======== Dataset ========

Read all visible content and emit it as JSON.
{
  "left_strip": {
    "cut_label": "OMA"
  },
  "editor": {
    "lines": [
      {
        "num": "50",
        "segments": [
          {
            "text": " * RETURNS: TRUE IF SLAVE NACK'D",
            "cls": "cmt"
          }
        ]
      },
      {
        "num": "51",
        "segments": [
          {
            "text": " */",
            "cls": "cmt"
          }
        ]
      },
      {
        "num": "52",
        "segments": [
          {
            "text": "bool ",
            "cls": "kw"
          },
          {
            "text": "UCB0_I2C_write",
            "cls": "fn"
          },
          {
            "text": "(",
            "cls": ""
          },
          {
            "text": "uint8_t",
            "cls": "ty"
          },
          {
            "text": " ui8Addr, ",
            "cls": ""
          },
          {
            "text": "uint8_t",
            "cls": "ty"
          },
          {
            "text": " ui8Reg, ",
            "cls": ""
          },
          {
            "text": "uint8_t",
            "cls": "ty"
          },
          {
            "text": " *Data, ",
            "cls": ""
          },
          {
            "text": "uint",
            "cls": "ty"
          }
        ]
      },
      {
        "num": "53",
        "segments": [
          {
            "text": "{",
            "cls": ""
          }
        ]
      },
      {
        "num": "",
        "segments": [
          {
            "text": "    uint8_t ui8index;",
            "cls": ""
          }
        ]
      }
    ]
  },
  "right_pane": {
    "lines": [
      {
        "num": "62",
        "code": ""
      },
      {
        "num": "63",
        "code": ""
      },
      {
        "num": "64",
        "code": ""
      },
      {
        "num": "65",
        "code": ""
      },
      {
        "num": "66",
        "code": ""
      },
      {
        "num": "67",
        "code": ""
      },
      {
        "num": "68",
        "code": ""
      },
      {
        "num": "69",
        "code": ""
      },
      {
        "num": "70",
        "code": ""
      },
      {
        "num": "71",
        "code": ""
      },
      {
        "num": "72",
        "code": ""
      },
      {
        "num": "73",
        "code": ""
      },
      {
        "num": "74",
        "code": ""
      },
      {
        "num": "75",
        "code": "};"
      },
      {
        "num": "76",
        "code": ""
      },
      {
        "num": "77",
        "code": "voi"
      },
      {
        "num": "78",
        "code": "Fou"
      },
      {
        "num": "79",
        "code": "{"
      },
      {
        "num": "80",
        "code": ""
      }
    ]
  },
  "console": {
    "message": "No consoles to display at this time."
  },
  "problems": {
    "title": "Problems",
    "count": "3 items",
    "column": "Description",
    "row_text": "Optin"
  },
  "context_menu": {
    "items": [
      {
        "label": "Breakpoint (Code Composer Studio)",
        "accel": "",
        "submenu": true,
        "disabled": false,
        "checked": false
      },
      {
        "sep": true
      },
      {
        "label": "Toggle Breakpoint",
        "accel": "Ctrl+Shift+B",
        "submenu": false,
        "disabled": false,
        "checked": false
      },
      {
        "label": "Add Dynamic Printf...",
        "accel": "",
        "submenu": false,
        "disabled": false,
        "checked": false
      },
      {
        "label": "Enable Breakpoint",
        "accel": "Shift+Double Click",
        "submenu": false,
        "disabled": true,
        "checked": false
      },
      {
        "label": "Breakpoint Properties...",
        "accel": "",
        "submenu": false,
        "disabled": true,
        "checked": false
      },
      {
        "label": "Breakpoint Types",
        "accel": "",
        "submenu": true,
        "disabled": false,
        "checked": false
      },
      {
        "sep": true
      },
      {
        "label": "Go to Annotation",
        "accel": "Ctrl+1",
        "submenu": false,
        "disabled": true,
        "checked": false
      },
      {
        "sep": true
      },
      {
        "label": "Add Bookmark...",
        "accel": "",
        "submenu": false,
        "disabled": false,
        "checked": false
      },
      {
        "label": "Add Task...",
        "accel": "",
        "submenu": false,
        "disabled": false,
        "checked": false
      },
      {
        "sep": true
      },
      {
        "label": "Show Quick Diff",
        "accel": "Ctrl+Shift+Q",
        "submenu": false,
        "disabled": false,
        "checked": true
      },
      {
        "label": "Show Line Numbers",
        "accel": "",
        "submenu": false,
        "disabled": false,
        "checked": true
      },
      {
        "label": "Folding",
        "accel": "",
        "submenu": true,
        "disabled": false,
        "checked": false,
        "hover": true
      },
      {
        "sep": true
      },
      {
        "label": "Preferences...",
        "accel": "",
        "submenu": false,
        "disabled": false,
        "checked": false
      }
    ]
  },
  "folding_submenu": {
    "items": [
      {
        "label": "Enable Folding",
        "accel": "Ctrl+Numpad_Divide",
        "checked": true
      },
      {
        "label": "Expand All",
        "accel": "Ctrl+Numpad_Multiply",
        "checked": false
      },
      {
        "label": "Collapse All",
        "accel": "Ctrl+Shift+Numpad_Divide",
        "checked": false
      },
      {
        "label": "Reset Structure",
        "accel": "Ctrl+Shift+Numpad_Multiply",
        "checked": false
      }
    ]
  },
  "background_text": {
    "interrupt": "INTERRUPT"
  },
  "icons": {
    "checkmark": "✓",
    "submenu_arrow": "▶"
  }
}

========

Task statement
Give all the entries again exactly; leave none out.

Result
Read all visible content and emit it as JSON.
{
  "left_strip": {
    "cut_label": "OMA"
  },
  "editor": {
    "lines": [
      {
        "num": "50",
        "segments": [
          {
            "text": " * RETURNS: TRUE IF SLAVE NACK'D",
            "cls": "cmt"
          }
        ]
      },
      {
        "num": "51",
        "segments": [
          {
            "text": " */",
            "cls": "cmt"
          }
        ]
      },
      {
        "num": "52",
        "segments": [
          {
            "text": "bool ",
            "cls": "kw"
          },
          {
            "text": "UCB0_I2C_write",
            "cls": "fn"
          },
          {
            "text": "(",
            "cls": ""
          },
          {
            "text": "uint8_t",
            "cls": "ty"
          },
          {
            "text": " ui8Addr, ",
            "cls": ""
          },
          {
            "text": "uint8_t",
            "cls": "ty"
          },
          {
            "text": " ui8Reg, ",
            "cls": ""
          },
          {
            "text": "uint8_t",
            "cls": "ty"
          },
          {
            "text": " *Data, ",
            "cls": ""
          },
          {
            "text": "uint",
            "cls": "ty"
          }
        ]
      },
      {
        "num": "53",
        "segments": [
          {
            "text": "{",
            "cls": ""
          }
        ]
      },
      {
        "num": "",
        "segments": [
          {
            "text": "    uint8_t ui8index;",
            "cls": ""
          }
        ]
      }
    ]
  },
  "right_pane": {
    "lines": [
      {
        "num": "62",
        "code": ""
      },
      {
        "num": "63",
        "code": ""
      },
      {
        "num": "64",
        "code": ""
      },
      {
        "num": "65",
        "code": ""
      },
      {
        "num": "66",
        "code": ""
      },
      {
        "num": "67",
        "code": ""
      },
      {
        "num": "68",
        "code": ""
      },
      {
        "num": "69",
        "code": ""
      },
      {
        "num": "70",
        "code": ""
      },
      {
        "num": "71",
        "code": ""
      },
      {
        "num": "72",
        "code": ""
      },
      {
        "num": "73",
        "code": ""
      },
      {
        "num": "74",
        "code": ""
      },
      {
        "num": "75",
        "code": "};"
      },
      {
        "num": "76",
        "code": ""
      },
      {
        "num": "77",
        "code": "voi"
      },
      {
        "num": "78",
        "code": "Fou"
      },
      {
        "num": "79",
        "code": "{"
      },
      {
        "num": "80",
        "code": ""
      }
    ]
  },
  "console": {
    "message": "No consoles to display at this time."
  },
  "problems": {
    "title": "Problems",
    "count": "3 items",
    "column": "Description",
    "row_text": "Optin"
  },
  "context_menu": {
    "items": [
      {
        "label": "Breakpoint (Code Composer Studio)",
        "accel": "",
        "submenu": true,
        "disabled": false,
        "checked": false
      },
      {
        "sep": true
      },
      {
        "label": "Toggle Breakpoint",
        "accel": "Ctrl+Shift+B",
        "submenu": false,
        "disabled": false,
        "checked": false
      },
      {
        "label": "Add Dynamic Printf...",
        "accel": "",
        "submenu": false,
        "disabled": false,
        "checked": false
      },
      {
        "label": "Enable Breakpoint",
        "accel": "Shift+Double Click",
        "submenu": false,
        "disabled": true,
        "checked": false
      },
      {
        "label": "Breakpoint Properties...",
        "accel": "",
        "submenu": false,
        "disabled": true,
        "checked": false
      },
      {
        "label": "Breakpoint Types",
        "accel": "",
        "submenu": true,
        "disabled": false,
        "checked": false
      },
      {
        "sep": true
      },
      {
        "label": "Go to Annotation",
        "accel": "Ctrl+1",
        "submenu": false,
        "disabled": true,
        "checked": false
      },
      {
        "sep": true
      },
      {
        "label": "Add Bookmark...",
        "accel": "",
        "submenu": false,
        "disabled": false,
        "checked": false
      },
      {
        "label": "Add Task...",
        "accel": "",
        "submenu": false,
        "disabled": false,
        "checked": false
      },
      {
        "sep": true
      },
      {
        "label": "Show Quick Diff",
        "accel": "Ctrl+Shift+Q",
        "submenu": false,
        "disabled": false,
        "checked": true
      },
      {
        "label": "Show Line Numbers",
        "accel": "",
        "submenu": false,
        "disabled": false,
        "checked": true
      },
      {
        "label": "Folding",
        "accel": "",
        "submenu": true,
        "disabled": false,
        "checked": false,
        "hover": true
      },
      {
        "sep": true
      },
      {
        "label": "Preferences...",
        "accel": "",
        "submenu": false,
        "disabled": false,
        "checked": false
      }
    ]
  },
  "folding_submenu": {
    "items": [
      {
        "label": "Enable Folding",
        "accel": "Ctrl+Numpad_Divide",
        "checked": true
      },
      {
        "label": "Expand All",
        "accel": "Ctrl+Numpad_Multiply",
        "checked": false
      },
      {
        "label": "Collapse All",
        "accel": "Ctrl+Shift+Numpad_Divide",
        "checked": false
      },
      {
        "label": "Reset Structure",
        "accel": "Ctrl+Shift+Numpad_Multiply",
        "checked": false
      }
    ]
  },
  "background_text": {
    "interrupt": "INTERRUPT"
  },
  "icons": {
    "checkmark": "✓",
    "submenu_arrow": "▶"
  }
}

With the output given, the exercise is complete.